A Great Barista, Lost

Brian Fairbrother—one of the longest-time barista fixtures in Seattle—died on Thursday after sustaining head injuries in a bike accident that occurred on August 30. A barista with Vivace since 1989, Brian was beloved by many, from both the industry and consuming side of specialty coffee, and will be sorely missed.

Brian Fairbrother (photo by Christopher Nicely Abel Alameda, in The Seattle Times)

“He created a balanced organization to counter my impulsiveness,” Vivace co-owner David Schomer told the Seattle Times in a recent article. “If I had a good training with somebody, I’d give them a raise. Brian said, ‘You can’t do that. You have to be very systematic.’ ”

David Schomer co-owns Vivace with Geneva Sullivan. When Schomer and Sullivan divorced a few years ago, they made Fairbrother a shareholder because they were confident he could be a fair voice of reason if there were any future business disagreements.

“He was so perfectly trustable,” Sullivan told The Seattle Times. “When Brian said something to you, it was a very kind honesty, but you knew you were getting the story. You never had to read between the lines with the man.”

Fairbrother sustained head injuries during a bike accident on August 30 in Seattle. Customers, co-workers, friends, Schomer and Sullivan, will miss him dearly. And the barista community as a whole, has lost a role model. Rest in peace, Brian.

About the Author

Sarah

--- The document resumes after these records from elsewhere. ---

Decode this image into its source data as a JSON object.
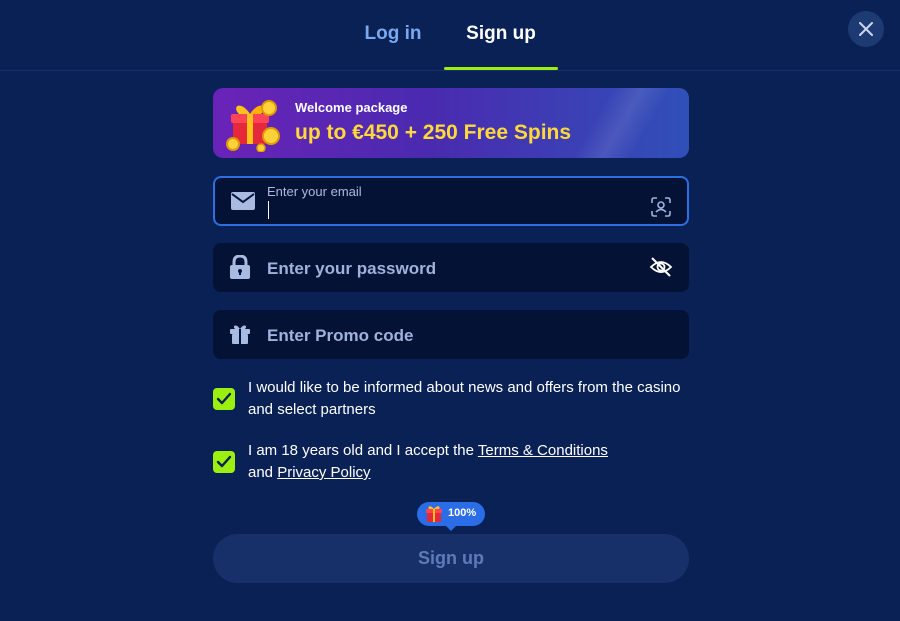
{
  "tabs": [
    {
      "label": "Log in",
      "active": false
    },
    {
      "label": "Sign up",
      "active": true
    }
  ],
  "colors": {
    "background": "#0a2155",
    "accent": "#9cf010",
    "focus_border": "#2b6fe0",
    "promo_highlight": "#ffd93a",
    "field_bg": "#041235"
  },
  "promo": {
    "small": "Welcome package",
    "big": "up to €450 + 250 Free Spins",
    "icon": "gift-box-icon"
  },
  "form": {
    "email": {
      "label": "Enter your email",
      "value": "",
      "icon": "mail-icon",
      "trail_icon": "face-scan-icon"
    },
    "password": {
      "placeholder": "Enter your password",
      "value": "",
      "icon": "lock-icon",
      "trail_icon": "eye-off-icon"
    },
    "promo_code": {
      "placeholder": "Enter Promo code",
      "value": "",
      "icon": "gift-icon"
    }
  },
  "consents": {
    "news": {
      "checked": true,
      "text": "I would like to be informed about news and offers from the casino and select partners"
    },
    "age": {
      "checked": true,
      "text_before": "I am 18 years old and I accept the ",
      "terms_link": "Terms & Conditions",
      "text_middle": "and ",
      "privacy_link": "Privacy Policy"
    }
  },
  "progress_badge": {
    "label": "100%",
    "value": 100
  },
  "submit": {
    "label": "Sign up",
    "enabled": false
  }
}
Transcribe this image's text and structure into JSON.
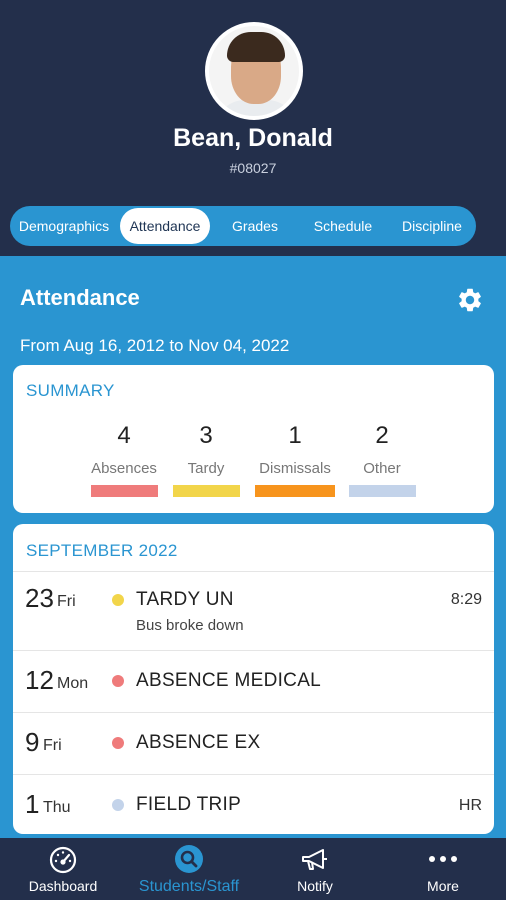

Sarah Allen is co-founder and editor of Barista Magazine, the international trade magazine for coffee professionals. A passionate advocate for baristas, quality, and the coffee community, Sarah has traveled widely to research stories, interact with readers, and present on a variety of topics affecting specialty coffee. She also loves animals, swimming, ice cream, and living in Portland, Oregon.